Teams have turned toward a variety of online and in-person adjustments to maintain fitness during the quarantine.

Because of the COVID-19 pandemic, all sports teams have had problems starting up and adjusting to practices for the upcoming 2020-2021 season. 

Under the new CIF schedule, which has effectively condensed the three sports seasons into two, most teams have been cleared to begin preseason practice after the Labor Day weekend. In the meantime, most teams have been encouraging members to train as much as they safely can.

Some teams, like the football team, have turned to individual and online workouts to safely prepare for their season, which is set to begin on Dec. 14. The football team typically meets twice a week over Zoom, during which they use a workout program called Volt to emulate workouts that they would have done in person.

“Considering the tough circumstances, I think that the workouts are pretty effective,” senior wide receiver Ryan Gilligan said. “It’s been hard, but we’re trying our best to keep in shape with Volt.”

Other teams have been able to meet in person and train together. For example, the cross country team has been trying to arrange socially distant team runs but was deterred by the recent fires and air quality, said senior team captain Jessie Zhou.

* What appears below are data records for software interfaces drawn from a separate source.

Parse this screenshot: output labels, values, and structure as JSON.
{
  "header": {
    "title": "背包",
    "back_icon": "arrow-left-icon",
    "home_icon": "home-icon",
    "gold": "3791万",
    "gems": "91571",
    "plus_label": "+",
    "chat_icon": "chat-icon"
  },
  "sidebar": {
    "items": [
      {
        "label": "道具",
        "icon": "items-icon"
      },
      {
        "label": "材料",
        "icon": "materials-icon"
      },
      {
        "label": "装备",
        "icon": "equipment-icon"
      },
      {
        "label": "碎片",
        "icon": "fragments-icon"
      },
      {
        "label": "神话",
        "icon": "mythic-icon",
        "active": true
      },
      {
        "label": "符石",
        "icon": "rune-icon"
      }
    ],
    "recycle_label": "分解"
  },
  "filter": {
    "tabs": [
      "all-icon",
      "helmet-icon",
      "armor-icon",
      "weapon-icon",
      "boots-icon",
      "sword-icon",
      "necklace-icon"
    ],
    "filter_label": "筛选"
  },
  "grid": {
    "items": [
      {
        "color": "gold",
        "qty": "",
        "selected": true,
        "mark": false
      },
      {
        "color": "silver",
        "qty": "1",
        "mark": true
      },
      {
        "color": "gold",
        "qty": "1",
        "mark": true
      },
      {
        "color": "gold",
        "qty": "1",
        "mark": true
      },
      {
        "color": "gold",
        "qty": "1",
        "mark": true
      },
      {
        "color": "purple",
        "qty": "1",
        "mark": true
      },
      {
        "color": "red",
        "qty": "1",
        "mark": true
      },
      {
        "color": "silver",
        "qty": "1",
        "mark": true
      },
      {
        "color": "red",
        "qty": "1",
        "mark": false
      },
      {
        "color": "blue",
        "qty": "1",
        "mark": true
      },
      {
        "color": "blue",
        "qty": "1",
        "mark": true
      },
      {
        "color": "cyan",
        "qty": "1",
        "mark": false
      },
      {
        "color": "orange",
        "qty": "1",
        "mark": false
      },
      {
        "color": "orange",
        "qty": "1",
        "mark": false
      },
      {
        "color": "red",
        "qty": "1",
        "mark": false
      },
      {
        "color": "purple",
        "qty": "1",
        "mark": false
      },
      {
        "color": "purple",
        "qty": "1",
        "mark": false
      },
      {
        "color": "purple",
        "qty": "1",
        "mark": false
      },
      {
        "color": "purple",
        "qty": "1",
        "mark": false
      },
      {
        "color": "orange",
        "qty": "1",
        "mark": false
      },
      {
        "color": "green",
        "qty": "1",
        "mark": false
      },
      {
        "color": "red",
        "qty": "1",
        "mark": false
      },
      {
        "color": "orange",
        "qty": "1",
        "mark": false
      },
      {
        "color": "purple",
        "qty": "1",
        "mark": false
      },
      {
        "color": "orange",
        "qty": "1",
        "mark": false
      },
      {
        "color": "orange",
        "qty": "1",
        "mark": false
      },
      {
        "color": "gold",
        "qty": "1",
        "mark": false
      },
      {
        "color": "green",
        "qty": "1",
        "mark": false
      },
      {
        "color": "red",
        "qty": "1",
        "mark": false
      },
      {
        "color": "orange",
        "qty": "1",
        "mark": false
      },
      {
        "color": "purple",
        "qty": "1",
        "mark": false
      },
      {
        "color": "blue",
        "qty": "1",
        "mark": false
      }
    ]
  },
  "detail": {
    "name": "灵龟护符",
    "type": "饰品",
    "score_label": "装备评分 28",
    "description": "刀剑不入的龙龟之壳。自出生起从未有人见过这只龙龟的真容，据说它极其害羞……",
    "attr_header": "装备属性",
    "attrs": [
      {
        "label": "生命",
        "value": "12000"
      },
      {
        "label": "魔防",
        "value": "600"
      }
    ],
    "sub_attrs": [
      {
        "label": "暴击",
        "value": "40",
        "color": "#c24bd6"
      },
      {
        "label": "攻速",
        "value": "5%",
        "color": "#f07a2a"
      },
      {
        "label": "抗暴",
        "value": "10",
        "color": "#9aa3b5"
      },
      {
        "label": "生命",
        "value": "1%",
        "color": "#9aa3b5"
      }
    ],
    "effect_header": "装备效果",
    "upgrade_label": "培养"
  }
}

For teams hosting in-person practices, one of the biggest obstacles that coaches face is maintaining social distance norms. The boys’ water polo team, which held consistent daily practices during the summer and is planning to hold workshops in the future, has adapted practices to focus more on fitness and less on actual play, as the sport itself requires a high level of physicality.

“We really appreciated the practices over the summer, especially since a lot of us weren’t exercising outside of those practices,” said junior Christopher Wu, a member of the boys’ varsity water polo team. “We had to stay in our lanes though, which was pretty annoying — it felt like I was only going to sessions to exercise, not improve.”

Other teams, like the boys’ and girls’ basketball team, have followed suit and generally aim to work on individual skills in a team setting. In practice, they practice dribbling, individual shooting, and other drills that do not involve direct physical contact with others. 

After so much doubt and confusion in the past few months, players are looking forward to some semblance of normalcy in their lives through the upcoming sports season. 

“I’m just happy that we have a season,” said Tyler Chu, a captain for the boys’ basketball team. “Even though it’s shortened, our main goal is still to get back to playing games and competing for a league championship.”